The new sign ordinance, developed after many hours of city staff work, consultations with property owners and several public hearings, put a stop to all that. The new standards are tough but fair because they require everyone to play by the same rules. The city allows property owners to have a primary business sign that is adequate without being oversized or garish. The code bans flashing and fluttering devices designed for one purpose: to draw passing motorists' eyes away from the road.
Business owners were given seven more years to recoup their investment in their existing signs. At the end of the seven years, all signs must meet the code or be taken down.
Because that amortization period is still in effect and many of the nonconforming signs are still up, Largo residents haven't yet seen the full benefit of the new code. Yet more than 75 business owners reportedly have signed a petition calling for a relaxation of the ordinance, saying they need more ways to advertise their businesses. They want additional street-side signs and the ability to use advertising gimmicks such as balloons and banners when they have sales or grand openings.
It is a fallacy that people can't find businesses unless they are marked by multiple signs or flashing or fluttering devices. If that were true, no business in a place like Sanibel Island, which has one of the toughest sign codes in the state, would survive.

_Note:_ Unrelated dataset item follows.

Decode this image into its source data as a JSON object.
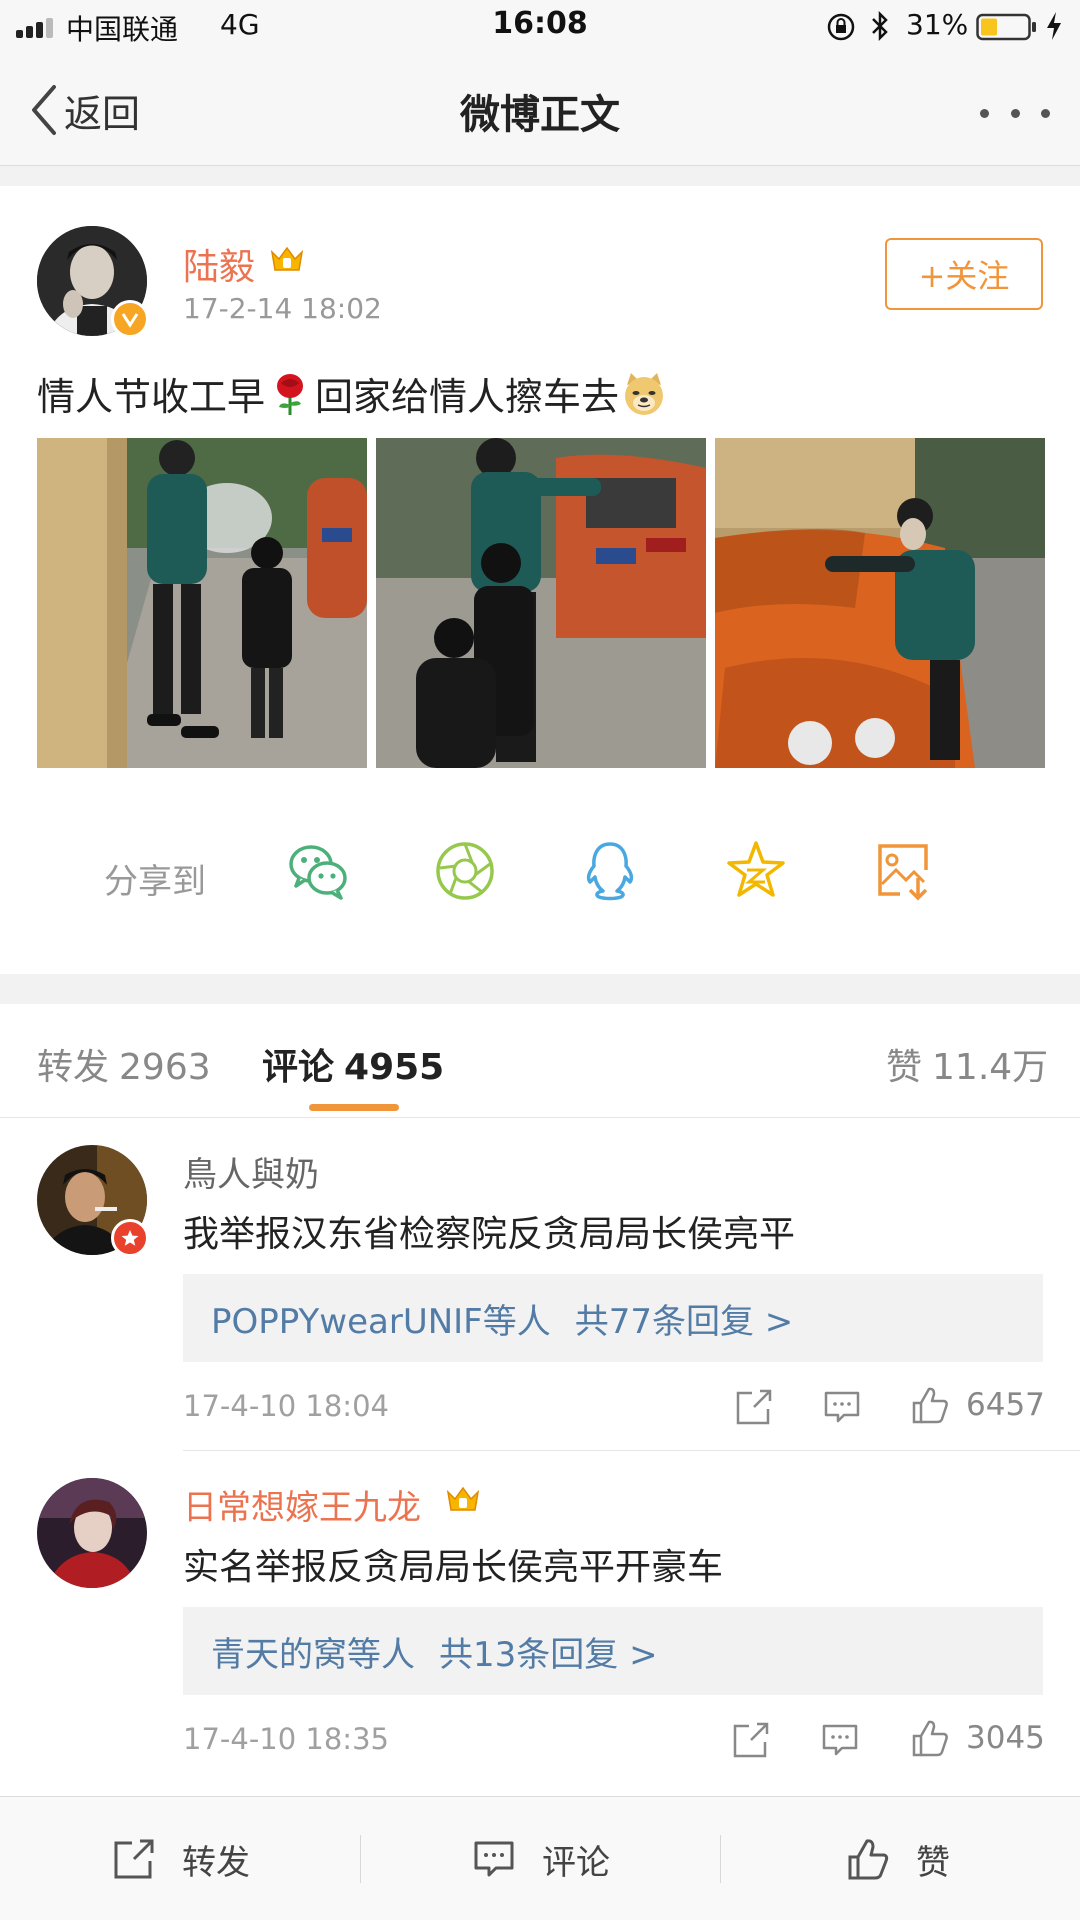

People in Clearwater seem to have no trouble finding the McDonald's, the drugstore or the gas station even though that city required all business owners to substantially reduce the number and size of their signs years ago. The improvement in the appearance of Clearwater's commercial corridors has been noteworthy.
Some may wonder what would be the harm in allowing businesses to use special signs or devices during sales. But what constitutes a sale? How would the city determine that it was a real sale? Some businesses might choose to have a sale every day or every week, essentially making their temporary sale signage permanent.
Many communities with tough sign ordinances allow a special banner or sign when a business has its grand opening. However, some businesses then put on multiple "grand openings," so those communities often require a new business to get a special permit that allows only one grand opening and requires the signage to be removed by a specific date. Largo could do the same.
However, each special circumstance that Largo inserts in its ordinance to help businesses through the recession will complicate the job of code enforcement for city staff. That's important, because Largo, like other area cities, is having to cut staff and programs to balance its budget.
Another complication would arise when the city decided to cancel any temporary provisions it had granted to property owners because of the recession. Businesses likely would lobby hard to have the temporary provisions made permanent. The two sides might also disagree about when the recession was really over.
The city hopes to meet with business owners next month to discuss the petition. While city commissioners may wish to be helpful, they should keep in mind that it is the recession, not the city's sign ordinance, that has made today's business environment difficult. And it is the end of the recession, not signs or banners, that will fix the problem.